BEGIN
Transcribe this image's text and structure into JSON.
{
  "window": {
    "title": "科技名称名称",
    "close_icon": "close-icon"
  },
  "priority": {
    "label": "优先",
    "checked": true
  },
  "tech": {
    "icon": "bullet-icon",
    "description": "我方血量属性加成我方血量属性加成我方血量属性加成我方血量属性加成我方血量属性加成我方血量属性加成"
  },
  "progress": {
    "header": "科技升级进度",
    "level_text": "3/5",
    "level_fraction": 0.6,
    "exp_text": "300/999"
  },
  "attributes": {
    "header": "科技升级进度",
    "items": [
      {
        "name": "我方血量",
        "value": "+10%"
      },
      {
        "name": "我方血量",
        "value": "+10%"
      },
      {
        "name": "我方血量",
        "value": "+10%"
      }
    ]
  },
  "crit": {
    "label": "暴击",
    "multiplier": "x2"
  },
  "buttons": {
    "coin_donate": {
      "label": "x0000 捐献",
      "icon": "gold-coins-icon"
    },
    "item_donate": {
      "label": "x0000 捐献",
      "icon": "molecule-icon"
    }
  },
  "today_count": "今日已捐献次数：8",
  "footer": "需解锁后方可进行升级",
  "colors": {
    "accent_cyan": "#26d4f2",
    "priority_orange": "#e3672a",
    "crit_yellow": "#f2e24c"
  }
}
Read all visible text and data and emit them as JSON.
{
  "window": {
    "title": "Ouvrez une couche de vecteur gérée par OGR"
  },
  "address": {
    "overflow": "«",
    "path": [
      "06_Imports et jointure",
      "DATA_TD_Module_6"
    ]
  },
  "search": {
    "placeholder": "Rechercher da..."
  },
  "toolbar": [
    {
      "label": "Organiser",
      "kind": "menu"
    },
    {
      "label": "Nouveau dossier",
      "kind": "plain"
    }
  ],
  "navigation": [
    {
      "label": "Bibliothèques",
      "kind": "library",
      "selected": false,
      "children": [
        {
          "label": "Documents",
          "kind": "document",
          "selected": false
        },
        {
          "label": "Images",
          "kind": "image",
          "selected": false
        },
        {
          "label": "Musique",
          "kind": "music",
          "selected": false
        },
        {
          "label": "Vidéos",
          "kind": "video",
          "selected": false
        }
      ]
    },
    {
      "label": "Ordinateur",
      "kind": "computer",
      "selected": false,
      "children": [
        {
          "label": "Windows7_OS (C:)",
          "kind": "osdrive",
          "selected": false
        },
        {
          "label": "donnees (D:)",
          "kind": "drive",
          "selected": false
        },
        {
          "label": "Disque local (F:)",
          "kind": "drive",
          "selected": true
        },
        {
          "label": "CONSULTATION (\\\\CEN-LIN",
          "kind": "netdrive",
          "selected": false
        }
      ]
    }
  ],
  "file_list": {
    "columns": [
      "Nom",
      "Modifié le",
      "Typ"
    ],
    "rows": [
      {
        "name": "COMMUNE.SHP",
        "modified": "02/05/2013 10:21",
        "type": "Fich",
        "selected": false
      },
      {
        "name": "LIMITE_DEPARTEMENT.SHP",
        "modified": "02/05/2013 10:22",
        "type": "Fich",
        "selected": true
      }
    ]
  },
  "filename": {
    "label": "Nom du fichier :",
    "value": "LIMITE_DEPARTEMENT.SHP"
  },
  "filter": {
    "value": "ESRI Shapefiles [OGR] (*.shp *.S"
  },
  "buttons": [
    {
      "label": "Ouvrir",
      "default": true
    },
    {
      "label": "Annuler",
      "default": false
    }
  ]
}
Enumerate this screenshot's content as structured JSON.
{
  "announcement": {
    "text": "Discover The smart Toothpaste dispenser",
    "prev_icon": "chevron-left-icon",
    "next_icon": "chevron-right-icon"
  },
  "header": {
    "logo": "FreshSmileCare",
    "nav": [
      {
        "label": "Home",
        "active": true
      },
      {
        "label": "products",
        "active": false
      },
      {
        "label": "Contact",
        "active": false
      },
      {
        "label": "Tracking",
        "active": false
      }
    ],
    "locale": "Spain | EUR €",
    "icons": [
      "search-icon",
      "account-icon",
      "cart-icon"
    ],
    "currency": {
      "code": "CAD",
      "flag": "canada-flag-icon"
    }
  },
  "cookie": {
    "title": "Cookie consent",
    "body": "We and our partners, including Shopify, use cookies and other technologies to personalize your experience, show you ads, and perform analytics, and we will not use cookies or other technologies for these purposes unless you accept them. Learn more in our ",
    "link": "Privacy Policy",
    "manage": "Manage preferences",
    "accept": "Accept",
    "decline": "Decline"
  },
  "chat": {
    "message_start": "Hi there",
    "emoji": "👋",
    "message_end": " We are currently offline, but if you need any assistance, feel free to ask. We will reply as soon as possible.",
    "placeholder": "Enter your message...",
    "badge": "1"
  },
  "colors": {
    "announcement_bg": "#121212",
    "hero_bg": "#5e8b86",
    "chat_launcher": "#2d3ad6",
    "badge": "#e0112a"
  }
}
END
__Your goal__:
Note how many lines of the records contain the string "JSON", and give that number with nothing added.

__Result__:
3